━━━━━ The data ━━━━━

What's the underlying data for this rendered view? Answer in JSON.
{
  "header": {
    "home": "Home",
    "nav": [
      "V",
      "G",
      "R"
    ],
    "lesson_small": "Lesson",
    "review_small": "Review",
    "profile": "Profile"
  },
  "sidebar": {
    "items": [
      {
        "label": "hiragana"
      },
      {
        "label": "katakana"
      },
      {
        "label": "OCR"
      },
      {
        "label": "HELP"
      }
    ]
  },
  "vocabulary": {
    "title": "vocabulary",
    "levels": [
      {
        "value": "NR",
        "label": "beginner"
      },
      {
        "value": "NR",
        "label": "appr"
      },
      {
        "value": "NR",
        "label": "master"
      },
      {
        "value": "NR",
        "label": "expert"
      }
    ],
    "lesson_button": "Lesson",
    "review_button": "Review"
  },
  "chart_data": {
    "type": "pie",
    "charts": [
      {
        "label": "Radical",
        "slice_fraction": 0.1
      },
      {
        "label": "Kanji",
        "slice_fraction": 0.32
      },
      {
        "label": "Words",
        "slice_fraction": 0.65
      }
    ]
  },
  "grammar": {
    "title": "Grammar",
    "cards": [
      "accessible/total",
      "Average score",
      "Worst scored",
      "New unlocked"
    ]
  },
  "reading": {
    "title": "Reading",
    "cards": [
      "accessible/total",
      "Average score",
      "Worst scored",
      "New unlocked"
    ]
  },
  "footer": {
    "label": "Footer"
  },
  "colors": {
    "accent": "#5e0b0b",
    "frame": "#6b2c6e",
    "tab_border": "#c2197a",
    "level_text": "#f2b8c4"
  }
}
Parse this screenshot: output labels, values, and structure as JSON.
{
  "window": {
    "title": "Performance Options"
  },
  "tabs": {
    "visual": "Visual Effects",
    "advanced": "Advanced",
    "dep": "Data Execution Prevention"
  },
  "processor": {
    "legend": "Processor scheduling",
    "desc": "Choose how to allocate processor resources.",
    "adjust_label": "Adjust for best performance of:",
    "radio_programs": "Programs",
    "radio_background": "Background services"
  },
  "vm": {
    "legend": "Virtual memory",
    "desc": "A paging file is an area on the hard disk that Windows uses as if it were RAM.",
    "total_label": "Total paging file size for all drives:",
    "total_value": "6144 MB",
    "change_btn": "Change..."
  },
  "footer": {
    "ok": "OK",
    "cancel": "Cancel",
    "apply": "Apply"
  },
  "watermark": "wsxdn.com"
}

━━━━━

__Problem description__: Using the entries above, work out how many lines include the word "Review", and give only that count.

__Worked solution__: 2